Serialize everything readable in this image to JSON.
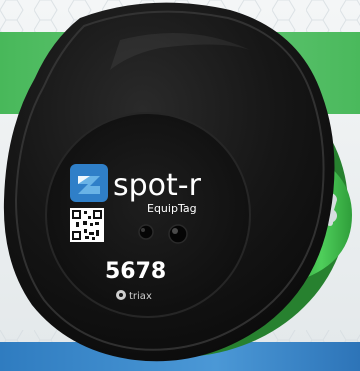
{
  "device": {
    "brand_name": "spot-r",
    "product_name": "EquipTag",
    "tag_number": "5678",
    "manufacturer": "triax"
  },
  "colors": {
    "device_body": "#151515",
    "mount_green": "#3fbf4a",
    "banner_green": "#58c36a",
    "banner_blue": "#3b87c8",
    "logo_blue": "#2f7fc8",
    "logo_light_blue": "#69b3e6"
  },
  "icons": [
    "spot-r-logo-icon",
    "qr-code-icon",
    "triax-logo-icon",
    "led-sensor-icon"
  ]
}
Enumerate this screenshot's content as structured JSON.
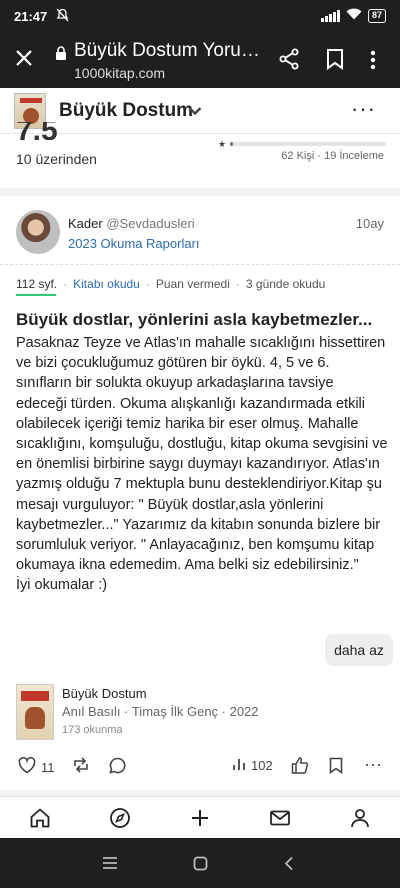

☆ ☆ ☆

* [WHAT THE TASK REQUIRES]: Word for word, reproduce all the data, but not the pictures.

* [RESULT FOR THIS EXERCISE]:
Serialize everything readable in this image to JSON.
{
  "device": {
    "brand_name": "spot-r",
    "product_name": "EquipTag",
    "tag_number": "5678",
    "manufacturer": "triax"
  },
  "colors": {
    "device_body": "#151515",
    "mount_green": "#3fbf4a",
    "banner_green": "#58c36a",
    "banner_blue": "#3b87c8",
    "logo_blue": "#2f7fc8",
    "logo_light_blue": "#69b3e6"
  },
  "icons": [
    "spot-r-logo-icon",
    "qr-code-icon",
    "triax-logo-icon",
    "led-sensor-icon"
  ]
}
Enumerate this screenshot's content as structured JSON.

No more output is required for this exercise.